It’s en vogue now to be critical of America and even to be slightly, if not completely, ashamed of being an American. Hollywood stars regularly tweet about their disdain for the country where they have the freedom to criticize her while enjoying enough wealth and popularity to rejuvenate the entire country of Venezuela. That they miss this irony altogether just makes their comments that much more amusing.
It’s one thing to be critical of America as a whole because a person dislikes the current party in charge and their politics; it’s another to disdain America because of a president (who changes every four years). When Barack Obama was president, I didn’t particularly enjoy his healthcare policy, his SCOTUS appointees, or his lax view of national security. That said, I was no less proud to be an American. Why? Where else, exactly, would I want to live? What other country does what America can?
The fact of the matter is, while America as a democratic republic may or may not struggle in this current political climate, depending on perspective, she is still a land built on democracy, with the blood, sweat, and tears of immigrants, secured by the liberty men and women have paid for with their own blood and which continually creates a land of opportunity for those courageous enough to test their ideas and passions in the dirt of the free marketplace.
“Life, liberty, and the pursuit of happiness” isn’t just a phrase Thomas Jefferson thought would sound cool in the document that declared America officially independent from England. Those words were the building blocks of a system of government no one had tried before. This system has turned out to be the most successful startup in the history of startups. In a literal sense, some of the most successful, influential companies in the world started and continue to operate in the United States, not because capitalism is terrible but because it has allowed the freedom people need to innovate, create, test, fail — and finally try again and succeed.
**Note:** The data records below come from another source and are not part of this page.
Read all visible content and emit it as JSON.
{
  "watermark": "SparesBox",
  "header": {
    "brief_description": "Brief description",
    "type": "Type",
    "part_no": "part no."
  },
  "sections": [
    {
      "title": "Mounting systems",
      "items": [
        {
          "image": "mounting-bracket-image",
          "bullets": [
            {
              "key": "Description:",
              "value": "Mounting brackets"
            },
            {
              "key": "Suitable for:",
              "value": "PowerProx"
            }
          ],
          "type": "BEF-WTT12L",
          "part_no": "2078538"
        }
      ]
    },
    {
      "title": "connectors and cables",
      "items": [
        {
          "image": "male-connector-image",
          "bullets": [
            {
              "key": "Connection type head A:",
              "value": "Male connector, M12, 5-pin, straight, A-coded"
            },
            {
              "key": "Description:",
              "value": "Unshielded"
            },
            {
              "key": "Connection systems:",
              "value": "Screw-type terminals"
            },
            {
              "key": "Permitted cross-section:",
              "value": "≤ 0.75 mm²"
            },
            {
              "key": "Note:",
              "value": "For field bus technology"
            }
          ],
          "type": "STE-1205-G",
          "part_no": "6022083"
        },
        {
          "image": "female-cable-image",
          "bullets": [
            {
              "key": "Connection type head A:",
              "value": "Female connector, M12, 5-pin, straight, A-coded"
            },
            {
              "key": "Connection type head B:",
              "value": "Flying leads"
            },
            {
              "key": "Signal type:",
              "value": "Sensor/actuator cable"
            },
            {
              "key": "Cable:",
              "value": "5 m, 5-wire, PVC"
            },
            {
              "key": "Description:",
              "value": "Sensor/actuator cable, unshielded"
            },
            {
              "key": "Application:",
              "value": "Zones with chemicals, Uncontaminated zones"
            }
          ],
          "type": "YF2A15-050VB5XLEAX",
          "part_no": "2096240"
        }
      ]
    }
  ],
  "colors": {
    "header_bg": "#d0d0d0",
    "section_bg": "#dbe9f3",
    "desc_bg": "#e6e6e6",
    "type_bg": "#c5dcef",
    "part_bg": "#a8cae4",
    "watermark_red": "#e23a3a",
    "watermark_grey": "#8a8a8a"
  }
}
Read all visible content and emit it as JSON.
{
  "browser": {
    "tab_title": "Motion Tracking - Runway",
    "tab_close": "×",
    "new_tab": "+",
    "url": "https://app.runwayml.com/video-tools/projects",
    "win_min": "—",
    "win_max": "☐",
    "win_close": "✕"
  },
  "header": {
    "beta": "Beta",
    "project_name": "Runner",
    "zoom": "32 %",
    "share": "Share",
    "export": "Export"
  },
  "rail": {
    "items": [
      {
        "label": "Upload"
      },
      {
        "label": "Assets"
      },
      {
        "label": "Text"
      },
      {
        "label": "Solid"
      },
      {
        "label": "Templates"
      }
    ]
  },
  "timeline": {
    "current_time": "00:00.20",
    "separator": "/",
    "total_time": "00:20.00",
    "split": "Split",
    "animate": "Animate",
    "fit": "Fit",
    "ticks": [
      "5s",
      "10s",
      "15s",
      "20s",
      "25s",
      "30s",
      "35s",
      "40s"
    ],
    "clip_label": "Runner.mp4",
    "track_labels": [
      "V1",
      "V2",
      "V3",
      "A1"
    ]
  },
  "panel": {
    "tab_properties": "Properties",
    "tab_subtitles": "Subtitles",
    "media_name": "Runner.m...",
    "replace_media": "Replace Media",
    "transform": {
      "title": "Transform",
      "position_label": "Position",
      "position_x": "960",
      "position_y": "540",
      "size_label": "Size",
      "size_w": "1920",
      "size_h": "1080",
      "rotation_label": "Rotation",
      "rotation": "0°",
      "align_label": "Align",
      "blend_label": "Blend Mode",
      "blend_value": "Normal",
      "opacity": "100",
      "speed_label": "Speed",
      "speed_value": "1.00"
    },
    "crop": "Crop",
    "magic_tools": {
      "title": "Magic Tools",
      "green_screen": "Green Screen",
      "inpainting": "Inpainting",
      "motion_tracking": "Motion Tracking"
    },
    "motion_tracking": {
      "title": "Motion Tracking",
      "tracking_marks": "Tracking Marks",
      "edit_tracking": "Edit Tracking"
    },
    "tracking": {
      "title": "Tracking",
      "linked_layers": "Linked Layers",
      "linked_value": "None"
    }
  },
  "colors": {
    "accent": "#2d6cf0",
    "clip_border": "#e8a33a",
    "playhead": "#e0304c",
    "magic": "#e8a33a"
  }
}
In a more figurative sense, in America, we as a collective people are generally free not just to create and build but to learn, teach, express, protect, secure, and defend ourselves and others. A democratic republic lets the people choose and choose we still do: the importance of this incredible concept cannot be overstated. Where else can you tweet from your iPhone that you hate this country as you sip a latte in a Starbucks — and know you can do it all again tomorrow without real fear of retribution? Freedoms like this exist because “life, liberty, and the pursuit of happiness” was an idea a group of oppressed British men and women dreamt up because, as President Trump said in his State of the Union, “every human soul longs to live in freedom.” And indeed it does
Hate on America all you want. Be ashamed of America all you want — but eventually, it might be wise to realize: that kind of hate and shame is pointless. A better use of energy, emotion, and time might be to sit down and actually pursue a life full of happiness, thankful for the liberty that provided it.